Extracted data entries

===============

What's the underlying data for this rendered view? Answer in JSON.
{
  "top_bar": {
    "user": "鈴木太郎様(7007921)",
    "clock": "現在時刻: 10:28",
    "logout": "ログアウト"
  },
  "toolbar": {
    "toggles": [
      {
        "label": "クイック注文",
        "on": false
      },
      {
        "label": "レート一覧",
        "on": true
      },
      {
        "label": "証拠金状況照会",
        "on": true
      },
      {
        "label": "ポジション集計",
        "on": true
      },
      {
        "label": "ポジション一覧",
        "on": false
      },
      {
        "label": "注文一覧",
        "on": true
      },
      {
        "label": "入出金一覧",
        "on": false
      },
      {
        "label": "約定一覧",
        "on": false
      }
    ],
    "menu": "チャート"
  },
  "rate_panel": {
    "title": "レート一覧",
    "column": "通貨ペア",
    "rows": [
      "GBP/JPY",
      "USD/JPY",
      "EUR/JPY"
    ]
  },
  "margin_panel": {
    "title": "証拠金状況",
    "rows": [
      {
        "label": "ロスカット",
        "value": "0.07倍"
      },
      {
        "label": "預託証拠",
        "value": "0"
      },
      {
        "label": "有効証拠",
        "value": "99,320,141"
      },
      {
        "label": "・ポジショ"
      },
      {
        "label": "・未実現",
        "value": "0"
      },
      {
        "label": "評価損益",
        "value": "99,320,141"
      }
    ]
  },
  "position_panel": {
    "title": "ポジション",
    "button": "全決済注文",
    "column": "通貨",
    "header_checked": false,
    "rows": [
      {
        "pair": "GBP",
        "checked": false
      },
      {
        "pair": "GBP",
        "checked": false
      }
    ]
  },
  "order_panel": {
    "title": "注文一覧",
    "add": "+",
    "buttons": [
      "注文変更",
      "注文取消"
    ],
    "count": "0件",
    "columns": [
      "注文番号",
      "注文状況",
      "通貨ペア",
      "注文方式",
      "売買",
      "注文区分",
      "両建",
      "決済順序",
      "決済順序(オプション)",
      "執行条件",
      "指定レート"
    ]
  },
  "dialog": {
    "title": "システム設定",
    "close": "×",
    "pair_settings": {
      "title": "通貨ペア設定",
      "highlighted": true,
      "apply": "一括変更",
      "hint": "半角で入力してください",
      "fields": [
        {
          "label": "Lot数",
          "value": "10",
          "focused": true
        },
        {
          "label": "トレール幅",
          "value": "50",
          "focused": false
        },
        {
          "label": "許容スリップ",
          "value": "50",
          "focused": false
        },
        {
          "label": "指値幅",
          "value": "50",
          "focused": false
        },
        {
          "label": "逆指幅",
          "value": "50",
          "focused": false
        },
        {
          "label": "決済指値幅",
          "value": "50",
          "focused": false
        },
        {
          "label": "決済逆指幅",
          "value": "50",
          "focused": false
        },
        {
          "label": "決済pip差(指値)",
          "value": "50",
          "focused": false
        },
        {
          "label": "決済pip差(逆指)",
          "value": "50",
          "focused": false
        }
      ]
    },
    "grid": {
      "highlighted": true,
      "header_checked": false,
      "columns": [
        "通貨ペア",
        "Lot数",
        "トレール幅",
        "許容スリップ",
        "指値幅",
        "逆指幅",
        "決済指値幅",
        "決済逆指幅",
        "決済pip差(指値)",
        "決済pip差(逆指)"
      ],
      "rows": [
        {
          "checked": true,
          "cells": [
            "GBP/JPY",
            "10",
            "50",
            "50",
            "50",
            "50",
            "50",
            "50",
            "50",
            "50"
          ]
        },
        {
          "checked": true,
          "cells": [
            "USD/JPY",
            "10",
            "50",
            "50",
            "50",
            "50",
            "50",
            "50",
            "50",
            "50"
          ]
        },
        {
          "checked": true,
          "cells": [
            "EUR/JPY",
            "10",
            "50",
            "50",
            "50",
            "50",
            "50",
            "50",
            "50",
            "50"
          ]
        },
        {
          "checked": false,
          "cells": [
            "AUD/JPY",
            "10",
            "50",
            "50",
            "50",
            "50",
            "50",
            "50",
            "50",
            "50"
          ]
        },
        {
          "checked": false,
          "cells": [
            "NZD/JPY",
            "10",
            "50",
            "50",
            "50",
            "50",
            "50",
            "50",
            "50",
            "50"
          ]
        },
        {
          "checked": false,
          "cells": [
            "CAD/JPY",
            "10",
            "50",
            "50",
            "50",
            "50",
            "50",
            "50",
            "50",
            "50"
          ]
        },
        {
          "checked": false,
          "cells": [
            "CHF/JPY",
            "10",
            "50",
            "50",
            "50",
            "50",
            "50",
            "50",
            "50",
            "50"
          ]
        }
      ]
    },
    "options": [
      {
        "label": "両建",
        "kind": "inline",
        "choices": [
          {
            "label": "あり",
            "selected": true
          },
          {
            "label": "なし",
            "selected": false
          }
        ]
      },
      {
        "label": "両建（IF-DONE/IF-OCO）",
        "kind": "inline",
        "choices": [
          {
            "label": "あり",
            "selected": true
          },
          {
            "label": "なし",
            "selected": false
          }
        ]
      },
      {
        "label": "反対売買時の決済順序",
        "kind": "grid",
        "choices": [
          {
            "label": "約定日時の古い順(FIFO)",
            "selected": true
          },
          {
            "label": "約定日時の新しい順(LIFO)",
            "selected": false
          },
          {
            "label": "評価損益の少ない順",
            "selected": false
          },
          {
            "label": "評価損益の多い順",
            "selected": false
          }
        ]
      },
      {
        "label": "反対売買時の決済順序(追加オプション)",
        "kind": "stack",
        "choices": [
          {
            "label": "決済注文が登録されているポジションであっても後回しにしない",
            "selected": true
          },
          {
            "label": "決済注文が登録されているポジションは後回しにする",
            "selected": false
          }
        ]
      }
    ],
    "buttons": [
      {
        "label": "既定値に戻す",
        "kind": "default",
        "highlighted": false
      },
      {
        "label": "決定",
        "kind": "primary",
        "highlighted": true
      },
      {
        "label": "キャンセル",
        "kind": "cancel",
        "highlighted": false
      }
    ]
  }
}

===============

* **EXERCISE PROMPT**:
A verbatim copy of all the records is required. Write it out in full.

* **OUTPUT**:
What's the underlying data for this rendered view? Answer in JSON.
{
  "top_bar": {
    "user": "鈴木太郎様(7007921)",
    "clock": "現在時刻: 10:28",
    "logout": "ログアウト"
  },
  "toolbar": {
    "toggles": [
      {
        "label": "クイック注文",
        "on": false
      },
      {
        "label": "レート一覧",
        "on": true
      },
      {
        "label": "証拠金状況照会",
        "on": true
      },
      {
        "label": "ポジション集計",
        "on": true
      },
      {
        "label": "ポジション一覧",
        "on": false
      },
      {
        "label": "注文一覧",
        "on": true
      },
      {
        "label": "入出金一覧",
        "on": false
      },
      {
        "label": "約定一覧",
        "on": false
      }
    ],
    "menu": "チャート"
  },
  "rate_panel": {
    "title": "レート一覧",
    "column": "通貨ペア",
    "rows": [
      "GBP/JPY",
      "USD/JPY",
      "EUR/JPY"
    ]
  },
  "margin_panel": {
    "title": "証拠金状況",
    "rows": [
      {
        "label": "ロスカット",
        "value": "0.07倍"
      },
      {
        "label": "預託証拠",
        "value": "0"
      },
      {
        "label": "有効証拠",
        "value": "99,320,141"
      },
      {
        "label": "・ポジショ"
      },
      {
        "label": "・未実現",
        "value": "0"
      },
      {
        "label": "評価損益",
        "value": "99,320,141"
      }
    ]
  },
  "position_panel": {
    "title": "ポジション",
    "button": "全決済注文",
    "column": "通貨",
    "header_checked": false,
    "rows": [
      {
        "pair": "GBP",
        "checked": false
      },
      {
        "pair": "GBP",
        "checked": false
      }
    ]
  },
  "order_panel": {
    "title": "注文一覧",
    "add": "+",
    "buttons": [
      "注文変更",
      "注文取消"
    ],
    "count": "0件",
    "columns": [
      "注文番号",
      "注文状況",
      "通貨ペア",
      "注文方式",
      "売買",
      "注文区分",
      "両建",
      "決済順序",
      "決済順序(オプション)",
      "執行条件",
      "指定レート"
    ]
  },
  "dialog": {
    "title": "システム設定",
    "close": "×",
    "pair_settings": {
      "title": "通貨ペア設定",
      "highlighted": true,
      "apply": "一括変更",
      "hint": "半角で入力してください",
      "fields": [
        {
          "label": "Lot数",
          "value": "10",
          "focused": true
        },
        {
          "label": "トレール幅",
          "value": "50",
          "focused": false
        },
        {
          "label": "許容スリップ",
          "value": "50",
          "focused": false
        },
        {
          "label": "指値幅",
          "value": "50",
          "focused": false
        },
        {
          "label": "逆指幅",
          "value": "50",
          "focused": false
        },
        {
          "label": "決済指値幅",
          "value": "50",
          "focused": false
        },
        {
          "label": "決済逆指幅",
          "value": "50",
          "focused": false
        },
        {
          "label": "決済pip差(指値)",
          "value": "50",
          "focused": false
        },
        {
          "label": "決済pip差(逆指)",
          "value": "50",
          "focused": false
        }
      ]
    },
    "grid": {
      "highlighted": true,
      "header_checked": false,
      "columns": [
        "通貨ペア",
        "Lot数",
        "トレール幅",
        "許容スリップ",
        "指値幅",
        "逆指幅",
        "決済指値幅",
        "決済逆指幅",
        "決済pip差(指値)",
        "決済pip差(逆指)"
      ],
      "rows": [
        {
          "checked": true,
          "cells": [
            "GBP/JPY",
            "10",
            "50",
            "50",
            "50",
            "50",
            "50",
            "50",
            "50",
            "50"
          ]
        },
        {
          "checked": true,
          "cells": [
            "USD/JPY",
            "10",
            "50",
            "50",
            "50",
            "50",
            "50",
            "50",
            "50",
            "50"
          ]
        },
        {
          "checked": true,
          "cells": [
            "EUR/JPY",
            "10",
            "50",
            "50",
            "50",
            "50",
            "50",
            "50",
            "50",
            "50"
          ]
        },
        {
          "checked": false,
          "cells": [
            "AUD/JPY",
            "10",
            "50",
            "50",
            "50",
            "50",
            "50",
            "50",
            "50",
            "50"
          ]
        },
        {
          "checked": false,
          "cells": [
            "NZD/JPY",
            "10",
            "50",
            "50",
            "50",
            "50",
            "50",
            "50",
            "50",
            "50"
          ]
        },
        {
          "checked": false,
          "cells": [
            "CAD/JPY",
            "10",
            "50",
            "50",
            "50",
            "50",
            "50",
            "50",
            "50",
            "50"
          ]
        },
        {
          "checked": false,
          "cells": [
            "CHF/JPY",
            "10",
            "50",
            "50",
            "50",
            "50",
            "50",
            "50",
            "50",
            "50"
          ]
        }
      ]
    },
    "options": [
      {
        "label": "両建",
        "kind": "inline",
        "choices": [
          {
            "label": "あり",
            "selected": true
          },
          {
            "label": "なし",
            "selected": false
          }
        ]
      },
      {
        "label": "両建（IF-DONE/IF-OCO）",
        "kind": "inline",
        "choices": [
          {
            "label": "あり",
            "selected": true
          },
          {
            "label": "なし",
            "selected": false
          }
        ]
      },
      {
        "label": "反対売買時の決済順序",
        "kind": "grid",
        "choices": [
          {
            "label": "約定日時の古い順(FIFO)",
            "selected": true
          },
          {
            "label": "約定日時の新しい順(LIFO)",
            "selected": false
          },
          {
            "label": "評価損益の少ない順",
            "selected": false
          },
          {
            "label": "評価損益の多い順",
            "selected": false
          }
        ]
      },
      {
        "label": "反対売買時の決済順序(追加オプション)",
        "kind": "stack",
        "choices": [
          {
            "label": "決済注文が登録されているポジションであっても後回しにしない",
            "selected": true
          },
          {
            "label": "決済注文が登録されているポジションは後回しにする",
            "selected": false
          }
        ]
      }
    ],
    "buttons": [
      {
        "label": "既定値に戻す",
        "kind": "default",
        "highlighted": false
      },
      {
        "label": "決定",
        "kind": "primary",
        "highlighted": true
      },
      {
        "label": "キャンセル",
        "kind": "cancel",
        "highlighted": false
      }
    ]
  }
}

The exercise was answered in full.